MATERIAL SUPPLIED:
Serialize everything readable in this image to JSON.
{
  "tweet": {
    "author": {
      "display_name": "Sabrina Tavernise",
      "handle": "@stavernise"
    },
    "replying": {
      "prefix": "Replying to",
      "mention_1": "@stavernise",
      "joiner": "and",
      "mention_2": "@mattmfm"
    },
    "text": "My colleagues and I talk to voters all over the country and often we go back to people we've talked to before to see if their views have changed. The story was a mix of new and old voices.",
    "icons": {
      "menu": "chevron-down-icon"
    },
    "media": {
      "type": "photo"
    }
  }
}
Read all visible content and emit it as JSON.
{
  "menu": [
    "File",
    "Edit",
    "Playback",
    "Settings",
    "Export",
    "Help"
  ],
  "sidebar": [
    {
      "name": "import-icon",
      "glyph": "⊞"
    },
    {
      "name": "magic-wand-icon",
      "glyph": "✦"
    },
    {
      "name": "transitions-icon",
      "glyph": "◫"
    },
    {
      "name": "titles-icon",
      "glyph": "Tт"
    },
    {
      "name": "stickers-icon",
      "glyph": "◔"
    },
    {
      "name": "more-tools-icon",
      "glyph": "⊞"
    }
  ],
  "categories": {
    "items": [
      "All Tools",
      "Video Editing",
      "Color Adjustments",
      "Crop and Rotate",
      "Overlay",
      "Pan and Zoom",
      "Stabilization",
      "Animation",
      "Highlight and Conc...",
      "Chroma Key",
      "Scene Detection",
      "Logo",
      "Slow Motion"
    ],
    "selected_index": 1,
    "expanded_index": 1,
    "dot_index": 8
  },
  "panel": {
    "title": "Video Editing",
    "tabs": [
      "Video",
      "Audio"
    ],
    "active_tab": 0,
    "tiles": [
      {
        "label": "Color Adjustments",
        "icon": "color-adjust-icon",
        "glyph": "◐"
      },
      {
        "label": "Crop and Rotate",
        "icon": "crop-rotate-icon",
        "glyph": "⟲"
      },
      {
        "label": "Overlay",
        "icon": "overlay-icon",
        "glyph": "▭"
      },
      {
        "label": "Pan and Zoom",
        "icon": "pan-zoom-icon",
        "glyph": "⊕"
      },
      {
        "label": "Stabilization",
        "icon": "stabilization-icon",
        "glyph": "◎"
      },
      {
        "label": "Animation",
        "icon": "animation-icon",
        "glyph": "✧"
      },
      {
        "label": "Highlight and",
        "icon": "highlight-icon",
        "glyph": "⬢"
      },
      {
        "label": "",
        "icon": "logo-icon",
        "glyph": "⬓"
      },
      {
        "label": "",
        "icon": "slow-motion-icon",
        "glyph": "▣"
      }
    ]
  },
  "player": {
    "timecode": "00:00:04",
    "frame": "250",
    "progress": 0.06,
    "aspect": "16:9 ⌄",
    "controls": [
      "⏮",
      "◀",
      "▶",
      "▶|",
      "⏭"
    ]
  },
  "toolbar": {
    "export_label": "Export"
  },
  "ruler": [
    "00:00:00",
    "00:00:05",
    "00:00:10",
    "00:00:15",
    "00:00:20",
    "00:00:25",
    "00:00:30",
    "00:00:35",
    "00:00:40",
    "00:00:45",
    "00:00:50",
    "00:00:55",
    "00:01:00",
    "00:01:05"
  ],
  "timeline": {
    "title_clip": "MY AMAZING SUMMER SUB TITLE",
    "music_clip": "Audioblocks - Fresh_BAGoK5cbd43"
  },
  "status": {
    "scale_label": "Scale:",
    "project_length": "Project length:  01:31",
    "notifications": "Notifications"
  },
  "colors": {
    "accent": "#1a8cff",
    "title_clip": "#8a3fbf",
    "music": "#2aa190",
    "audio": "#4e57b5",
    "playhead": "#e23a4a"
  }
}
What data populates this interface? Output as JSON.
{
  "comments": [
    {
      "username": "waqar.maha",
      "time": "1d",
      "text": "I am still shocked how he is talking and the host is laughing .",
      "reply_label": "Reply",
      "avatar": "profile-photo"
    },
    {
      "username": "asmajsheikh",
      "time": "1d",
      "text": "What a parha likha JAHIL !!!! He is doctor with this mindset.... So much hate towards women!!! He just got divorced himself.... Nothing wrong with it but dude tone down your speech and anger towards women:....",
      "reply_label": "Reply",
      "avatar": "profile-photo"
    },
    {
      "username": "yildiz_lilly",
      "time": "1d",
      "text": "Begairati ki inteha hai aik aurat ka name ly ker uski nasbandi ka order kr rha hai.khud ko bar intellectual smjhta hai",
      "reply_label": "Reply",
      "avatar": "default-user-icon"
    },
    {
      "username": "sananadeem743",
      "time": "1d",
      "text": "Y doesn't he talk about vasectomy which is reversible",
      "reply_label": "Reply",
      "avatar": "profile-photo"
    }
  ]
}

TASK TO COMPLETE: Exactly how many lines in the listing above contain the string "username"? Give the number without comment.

RESULT: 4